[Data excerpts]

##########

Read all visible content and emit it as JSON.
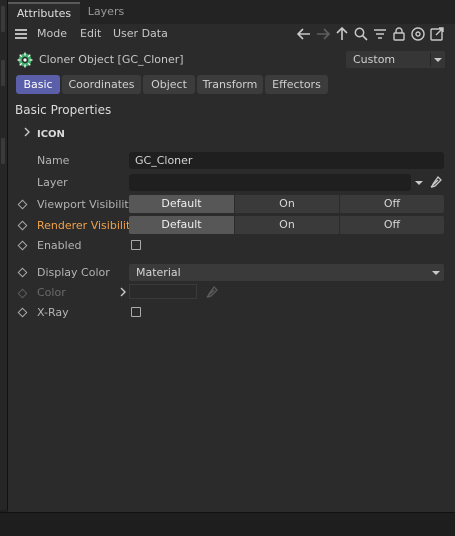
{
  "tabs": [
    {
      "label": "Attributes",
      "active": true
    },
    {
      "label": "Layers",
      "active": false
    }
  ],
  "menu": [
    "Mode",
    "Edit",
    "User Data"
  ],
  "object": {
    "title": "Cloner Object [GC_Cloner]",
    "preset": "Custom"
  },
  "subtabs": [
    {
      "label": "Basic",
      "active": true
    },
    {
      "label": "Coordinates",
      "active": false
    },
    {
      "label": "Object",
      "active": false
    },
    {
      "label": "Transform",
      "active": false
    },
    {
      "label": "Effectors",
      "active": false
    }
  ],
  "section_title": "Basic Properties",
  "group_title": "ICON",
  "fields": {
    "name_label": "Name",
    "name_value": "GC_Cloner",
    "layer_label": "Layer",
    "layer_value": "",
    "viewport_label": "Viewport Visibility",
    "renderer_label": "Renderer Visibility",
    "visibility_options": [
      "Default",
      "On",
      "Off"
    ],
    "viewport_selected": "Default",
    "renderer_selected": "Default",
    "enabled_label": "Enabled",
    "enabled_checked": false,
    "display_color_label": "Display Color",
    "display_color_value": "Material",
    "color_label": "Color",
    "xray_label": "X-Ray",
    "xray_checked": false
  },
  "colors": {
    "accent_tab": "#5b5faa",
    "highlight_label": "#f2a24a",
    "panel_bg": "#2b2b2b"
  },
  "icons": [
    "menu-icon",
    "back-arrow-icon",
    "forward-arrow-icon",
    "up-arrow-icon",
    "search-icon",
    "filter-icon",
    "lock-icon",
    "target-icon",
    "open-window-icon",
    "cloner-icon",
    "chevron-right-icon",
    "eyedropper-icon",
    "dropdown-caret-icon"
  ]
}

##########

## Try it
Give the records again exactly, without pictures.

## Solved exercise
Read all visible content and emit it as JSON.
{
  "tabs": [
    {
      "label": "Attributes",
      "active": true
    },
    {
      "label": "Layers",
      "active": false
    }
  ],
  "menu": [
    "Mode",
    "Edit",
    "User Data"
  ],
  "object": {
    "title": "Cloner Object [GC_Cloner]",
    "preset": "Custom"
  },
  "subtabs": [
    {
      "label": "Basic",
      "active": true
    },
    {
      "label": "Coordinates",
      "active": false
    },
    {
      "label": "Object",
      "active": false
    },
    {
      "label": "Transform",
      "active": false
    },
    {
      "label": "Effectors",
      "active": false
    }
  ],
  "section_title": "Basic Properties",
  "group_title": "ICON",
  "fields": {
    "name_label": "Name",
    "name_value": "GC_Cloner",
    "layer_label": "Layer",
    "layer_value": "",
    "viewport_label": "Viewport Visibility",
    "renderer_label": "Renderer Visibility",
    "visibility_options": [
      "Default",
      "On",
      "Off"
    ],
    "viewport_selected": "Default",
    "renderer_selected": "Default",
    "enabled_label": "Enabled",
    "enabled_checked": false,
    "display_color_label": "Display Color",
    "display_color_value": "Material",
    "color_label": "Color",
    "xray_label": "X-Ray",
    "xray_checked": false
  },
  "colors": {
    "accent_tab": "#5b5faa",
    "highlight_label": "#f2a24a",
    "panel_bg": "#2b2b2b"
  },
  "icons": [
    "menu-icon",
    "back-arrow-icon",
    "forward-arrow-icon",
    "up-arrow-icon",
    "search-icon",
    "filter-icon",
    "lock-icon",
    "target-icon",
    "open-window-icon",
    "cloner-icon",
    "chevron-right-icon",
    "eyedropper-icon",
    "dropdown-caret-icon"
  ]
}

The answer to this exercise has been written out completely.